President Bush says the early transfer of power in Iraq marks a proud day for the Iraqi people, and a day of great hope.

The president says 15 months after the liberation of Iraq and a few days ahead of schedule, the world has witnessed the arrival of a free and sovereign Iraqi government. "After decades of brutal rule by a terror regime, the Iraqi people have their country back," he said.

But Mr. Bush admits difficult times lie ahead for Iraq's new leaders. "These are strong people. They are gutsy. They are courageous. And as we say in Texas, they are stand-up guys. They will lead their people to a better day. And it is going to be very hard for them and very trying," he said.

The president said insurgents wanted to block the transfer of power and will keep up their attacks on the new government. He said Iraq can count on the friendship and support of the United States. "Our military will stay only as long as the stability of Iraq requires and only as long as their presence is needed and requested by the Iraqi government," he said.

President Bush spoke after talks with British Prime Minister Tony Blair, his strongest ally on Iraq. Mr. Blair pointed to the sacrifices made by coalition troops, Iraqi civilians, and the new Iraqi security force. He said hundreds made the ultimate sacrifice. "But they've all given their lives in the cause of trying to provide a different and better future for the people of Iraq," he said.

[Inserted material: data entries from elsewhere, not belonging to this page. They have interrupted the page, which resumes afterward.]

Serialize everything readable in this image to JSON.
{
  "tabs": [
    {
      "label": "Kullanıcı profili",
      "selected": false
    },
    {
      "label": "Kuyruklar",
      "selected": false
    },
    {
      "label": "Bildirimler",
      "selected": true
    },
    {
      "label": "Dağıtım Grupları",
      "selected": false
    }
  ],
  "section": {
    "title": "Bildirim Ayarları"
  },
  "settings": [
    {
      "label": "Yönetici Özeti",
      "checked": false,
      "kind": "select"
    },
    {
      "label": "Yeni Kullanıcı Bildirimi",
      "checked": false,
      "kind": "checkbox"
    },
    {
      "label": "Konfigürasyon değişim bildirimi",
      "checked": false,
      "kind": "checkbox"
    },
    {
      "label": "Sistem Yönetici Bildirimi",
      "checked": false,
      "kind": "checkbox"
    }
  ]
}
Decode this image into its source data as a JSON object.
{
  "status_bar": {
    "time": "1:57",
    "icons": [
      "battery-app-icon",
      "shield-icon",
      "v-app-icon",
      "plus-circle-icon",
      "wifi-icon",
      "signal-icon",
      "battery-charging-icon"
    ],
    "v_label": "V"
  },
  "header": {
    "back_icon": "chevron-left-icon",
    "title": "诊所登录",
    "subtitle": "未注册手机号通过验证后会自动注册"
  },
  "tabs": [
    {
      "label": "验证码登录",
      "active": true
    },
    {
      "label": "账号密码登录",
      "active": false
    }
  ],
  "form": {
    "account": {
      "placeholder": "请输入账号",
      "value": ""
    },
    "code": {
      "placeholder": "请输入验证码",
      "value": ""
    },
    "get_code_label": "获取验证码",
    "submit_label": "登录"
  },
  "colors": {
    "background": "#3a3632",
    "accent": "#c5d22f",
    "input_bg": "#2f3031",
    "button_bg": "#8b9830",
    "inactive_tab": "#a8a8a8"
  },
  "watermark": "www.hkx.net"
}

Speaking to reporters after their one-on-one meeting in Istanbul, the two men stressed Iraq remains in the forefront of the war on terrorism. President Bush pointed to the presence of Abu Musab al-Zarqawi, a Jordanian militant who has been linked to a number of kidnappings, beheadings and bombings in the weeks leading up to the transfer of power. He said Iraq's interim prime minister should do what it takes to confront the threat. "Prime Minister Allawi, as the head of a sovereign government, may decide he is going to have to take tough measures to deal with a brutal, cold-blooded killer," he said. "And our job is to help the Iraqis [establish] forces that are able to deal with those thugs."

The transfer of power in Iraq took place while President Bush was attending a public session of the NATO summit. U.S. Defense Secretary Donald Rumsfeld passed him a note from White House National Security Advisor Condoleezza Rice. It said Iraq is sovereign. The president was seen scribbling a few words on the bottom. They were let freedom reign.